* [WHAT YOU WILL DO]:
Say how many lines in the following data hold the word "CentreWare". Write nothing but that number.

::::::::::

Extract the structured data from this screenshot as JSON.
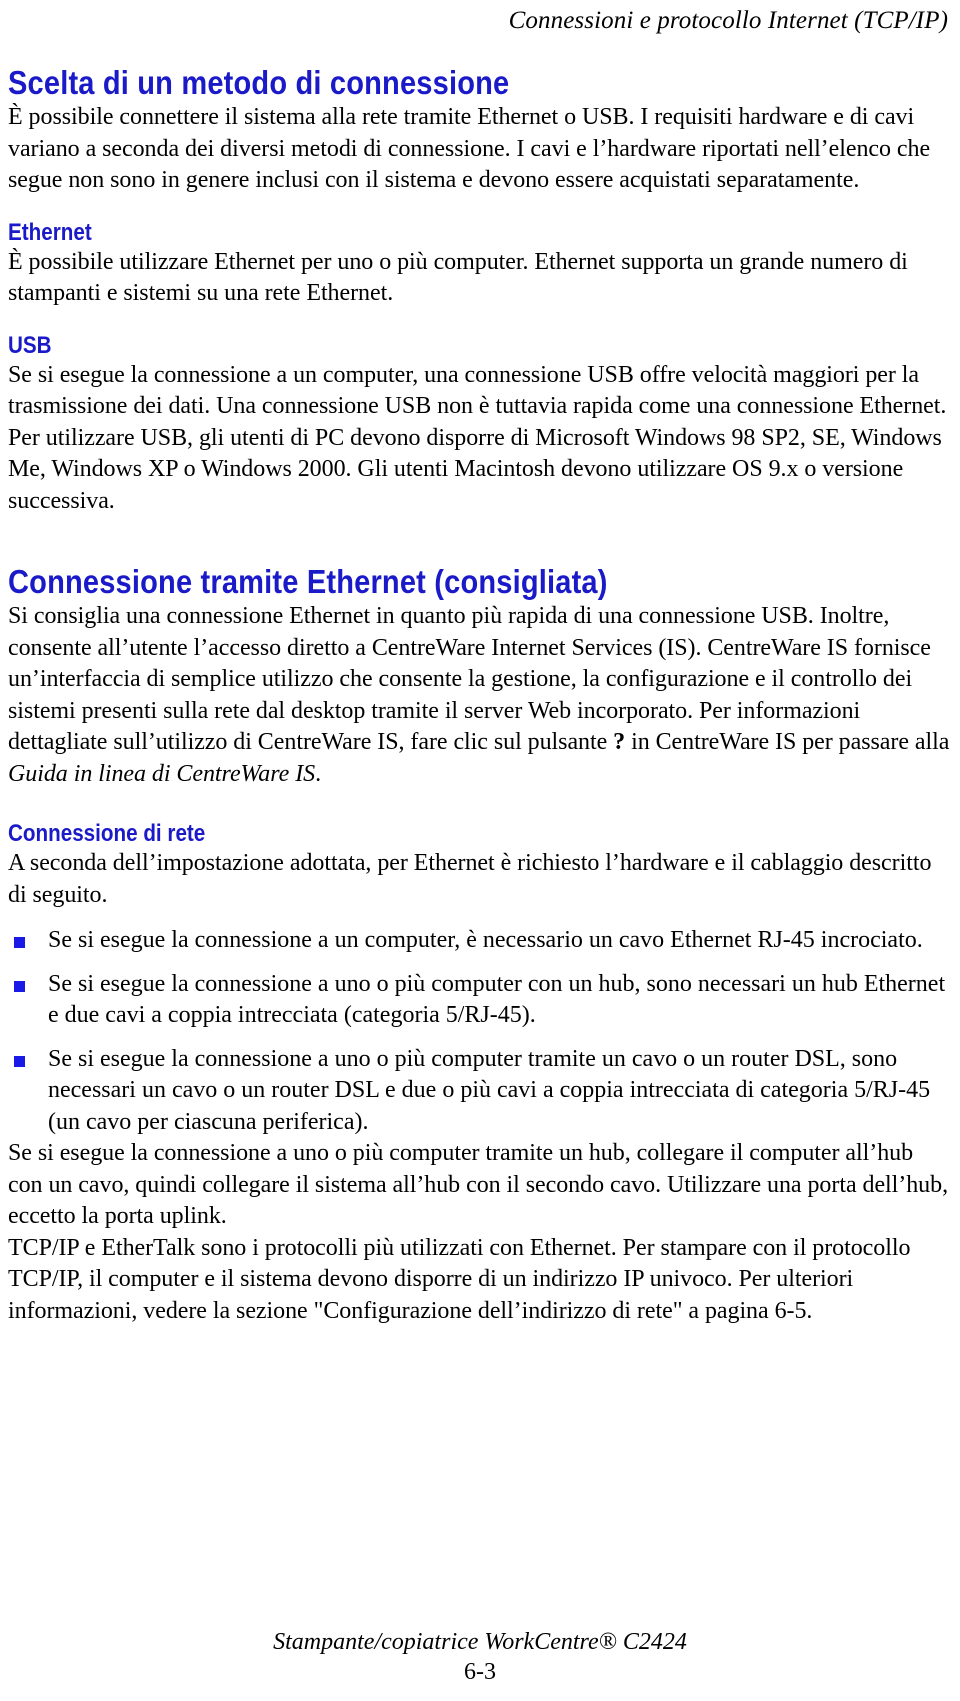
{
  "header": {
    "running_title": "Connessioni e protocollo Internet (TCP/IP)"
  },
  "sections": {
    "choose_method": {
      "heading": "Scelta di un metodo di connessione",
      "intro": "È possibile connettere il sistema alla rete tramite Ethernet o USB. I requisiti hardware e di cavi variano a seconda dei diversi metodi di connessione. I cavi e l’hardware riportati nell’elenco che segue non sono in genere inclusi con il sistema e devono essere acquistati separatamente.",
      "ethernet": {
        "heading": "Ethernet",
        "body": "È possibile utilizzare Ethernet per uno o più computer. Ethernet supporta un grande numero di stampanti e sistemi su una rete Ethernet."
      },
      "usb": {
        "heading": "USB",
        "body": "Se si esegue la connessione a un computer, una connessione USB offre velocità maggiori per la trasmissione dei dati. Una connessione USB non è tuttavia rapida come una connessione Ethernet. Per utilizzare USB, gli utenti di PC devono disporre di Microsoft Windows 98 SP2, SE, Windows Me, Windows XP o Windows 2000. Gli utenti Macintosh devono utilizzare OS 9.x o versione successiva."
      }
    },
    "ethernet_connection": {
      "heading": "Connessione tramite Ethernet (consigliata)",
      "paragraph_part1": "Si consiglia una connessione Ethernet in quanto più rapida di una connessione USB. Inoltre, consente all’utente l’accesso diretto a CentreWare Internet Services (IS). CentreWare IS fornisce un’interfaccia di semplice utilizzo che consente la gestione, la configurazione e il controllo dei sistemi presenti sulla rete dal desktop tramite il server Web incorporato. Per informazioni dettagliate sull’utilizzo di CentreWare IS, fare clic sul pulsante ",
      "help_button_glyph": "?",
      "paragraph_part2": " in CentreWare IS per passare alla ",
      "guide_italic": "Guida in linea di CentreWare IS",
      "paragraph_part3": "."
    },
    "network_connection": {
      "heading": "Connessione di rete",
      "intro": "A seconda dell’impostazione adottata, per Ethernet è richiesto l’hardware e il cablaggio descritto di seguito.",
      "bullets": [
        "Se si esegue la connessione a un computer, è necessario un cavo Ethernet RJ-45 incrociato.",
        "Se si esegue la connessione a uno o più computer con un hub, sono necessari un hub Ethernet e due cavi a coppia intrecciata (categoria 5/RJ-45).",
        "Se si esegue la connessione a uno o più computer tramite un cavo o un router DSL, sono necessari un cavo o un router DSL e due o più cavi a coppia intrecciata di categoria 5/RJ-45 (un cavo per ciascuna periferica)."
      ],
      "after_bullets": "Se si esegue la connessione a uno o più computer tramite un hub, collegare il computer all’hub con un cavo, quindi collegare il sistema all’hub con il secondo cavo. Utilizzare una porta dell’hub, eccetto la porta uplink.",
      "tcpip_note": "TCP/IP e EtherTalk sono i protocolli più utilizzati con Ethernet. Per stampare con il protocollo TCP/IP, il computer e il sistema devono disporre di un indirizzo IP univoco. Per ulteriori informazioni, vedere la sezione  \"Configurazione dell’indirizzo di rete\" a pagina 6-5."
    }
  },
  "footer": {
    "product_title": "Stampante/copiatrice WorkCentre® C2424",
    "page_number": "6-3"
  },
  "colors": {
    "heading_blue": "#1a1ac8",
    "bullet_blue": "#1a1ae6",
    "text_black": "#000000",
    "page_background": "#ffffff"
  }
}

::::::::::

* [OUTPUT FOR THIS TASK]:
3